There are also several “sub plots”  operating in this book (I suppose this is the best way to refer to them) that are the stories of individual people and their involvement in the fair. These are seamlessly woven into the overall story and come together very nicely.

This book is absolutely wonderful and I recommend it to everyone regardless of whether you are familiar with Chicago. It is such an insight into a period in American history, the power of civic pride, and the perseverance of a city and the select group of men who were charged with making the fair a reality – a task which at times seemed utterly impossible.

A post script

After finishing this book I did some research to see whether any portions of the fairgrounds and the beautiful Beaux Arts style buildings still exist. Turns out ONE building remains. The building which currently houses Chicago’s Museum of Science and Industry was the Palace of Fine Arts constructed for the fair. The building first housed the museum that would become the Fields Museum. When the Fields Museum moved to its current location on museum campus, the Museum of Science and Industry moved into the building after a renovation and restoration of its hidden brick facade. I visited the Museum two years ago not knowing this incredible piece of history.

Also remaining from the fair, the lagoons and the wooded island designed by Olmstead. All three are located in Jackson Park in the Hyde Park neighborhood of Chicago. This is a place I’ve been many times but never appreciated as much as I should have.

I can’t wait to make my way back to Chicago to rediscover all these places I’ve been before and visit other sites associated with the fair.


I have quite a few books I’ve purchased over the last three or four years that sadly I haven’t had the chance to read because of law school and various other moments life insanity that have kept me from my one true love. Now that the bar exam is over and I will generally have leisure time, even once I do find a job, I plan on reading a lot more. My life list includes an item that says “complete the 50 book challenge for three years in a row.” The 50 book challenge was something  I started participating in way back in college. Actually it started in 2003 so I may have been there in the beginning. For a long time I was able to meet the goal and sometimes surpass it but then life and law school got in the way. While I’m resolving to do a lot of things in my post bar life one I am definitely trying to keep to is the revival of the 50 book challenge. Occasionally I’ll post updates and mini reviews.  I used to keep a reading journal over at livejournal so this series of posts will, in a way, be a return to that. Enjoy!

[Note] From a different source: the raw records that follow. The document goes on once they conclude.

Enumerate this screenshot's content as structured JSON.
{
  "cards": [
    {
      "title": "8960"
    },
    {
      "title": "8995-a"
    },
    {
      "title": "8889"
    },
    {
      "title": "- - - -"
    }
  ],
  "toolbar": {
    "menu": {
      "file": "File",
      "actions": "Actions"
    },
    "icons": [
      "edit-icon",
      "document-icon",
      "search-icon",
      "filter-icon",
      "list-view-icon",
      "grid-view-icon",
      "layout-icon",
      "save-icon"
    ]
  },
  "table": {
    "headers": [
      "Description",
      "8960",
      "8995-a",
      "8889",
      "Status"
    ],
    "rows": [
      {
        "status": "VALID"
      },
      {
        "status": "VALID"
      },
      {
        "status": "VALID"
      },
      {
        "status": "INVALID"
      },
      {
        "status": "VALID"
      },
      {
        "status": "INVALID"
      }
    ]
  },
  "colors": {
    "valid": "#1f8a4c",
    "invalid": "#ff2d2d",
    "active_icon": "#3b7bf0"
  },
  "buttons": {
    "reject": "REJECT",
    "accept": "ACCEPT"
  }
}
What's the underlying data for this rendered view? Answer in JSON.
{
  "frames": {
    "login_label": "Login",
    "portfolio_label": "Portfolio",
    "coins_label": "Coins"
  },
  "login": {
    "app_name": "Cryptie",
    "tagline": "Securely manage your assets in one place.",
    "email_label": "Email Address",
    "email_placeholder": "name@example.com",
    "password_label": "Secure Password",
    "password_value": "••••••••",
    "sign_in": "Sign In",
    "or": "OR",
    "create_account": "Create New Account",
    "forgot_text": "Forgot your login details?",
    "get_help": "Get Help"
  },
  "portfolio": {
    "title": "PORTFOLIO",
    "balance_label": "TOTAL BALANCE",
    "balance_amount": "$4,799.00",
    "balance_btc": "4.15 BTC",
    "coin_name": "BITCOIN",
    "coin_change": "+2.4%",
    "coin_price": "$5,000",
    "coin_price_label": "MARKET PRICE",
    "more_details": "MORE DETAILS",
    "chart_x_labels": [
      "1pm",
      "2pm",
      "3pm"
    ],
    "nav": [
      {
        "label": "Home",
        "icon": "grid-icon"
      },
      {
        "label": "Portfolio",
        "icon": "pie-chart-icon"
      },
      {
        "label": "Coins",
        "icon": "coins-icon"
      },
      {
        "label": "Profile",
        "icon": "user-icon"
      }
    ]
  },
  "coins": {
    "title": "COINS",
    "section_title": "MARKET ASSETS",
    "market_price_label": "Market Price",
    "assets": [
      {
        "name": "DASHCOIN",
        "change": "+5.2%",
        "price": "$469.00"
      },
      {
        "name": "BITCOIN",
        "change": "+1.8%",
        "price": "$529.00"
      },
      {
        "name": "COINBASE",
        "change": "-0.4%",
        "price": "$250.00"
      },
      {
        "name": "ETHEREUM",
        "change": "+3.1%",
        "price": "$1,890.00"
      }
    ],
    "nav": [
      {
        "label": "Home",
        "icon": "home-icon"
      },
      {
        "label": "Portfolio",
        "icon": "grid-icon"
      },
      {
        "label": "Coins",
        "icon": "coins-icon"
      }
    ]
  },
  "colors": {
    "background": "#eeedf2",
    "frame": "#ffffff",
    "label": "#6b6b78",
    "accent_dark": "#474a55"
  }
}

Wanna help me in my pursuit to conquer the 50 book challenge in each of the next three years? Send me an email recommending a book! I love all types but generally stay away from horror and romance.

Email me your recommendations at fairlytypical [at] gmail [dot] com

Read Full Post »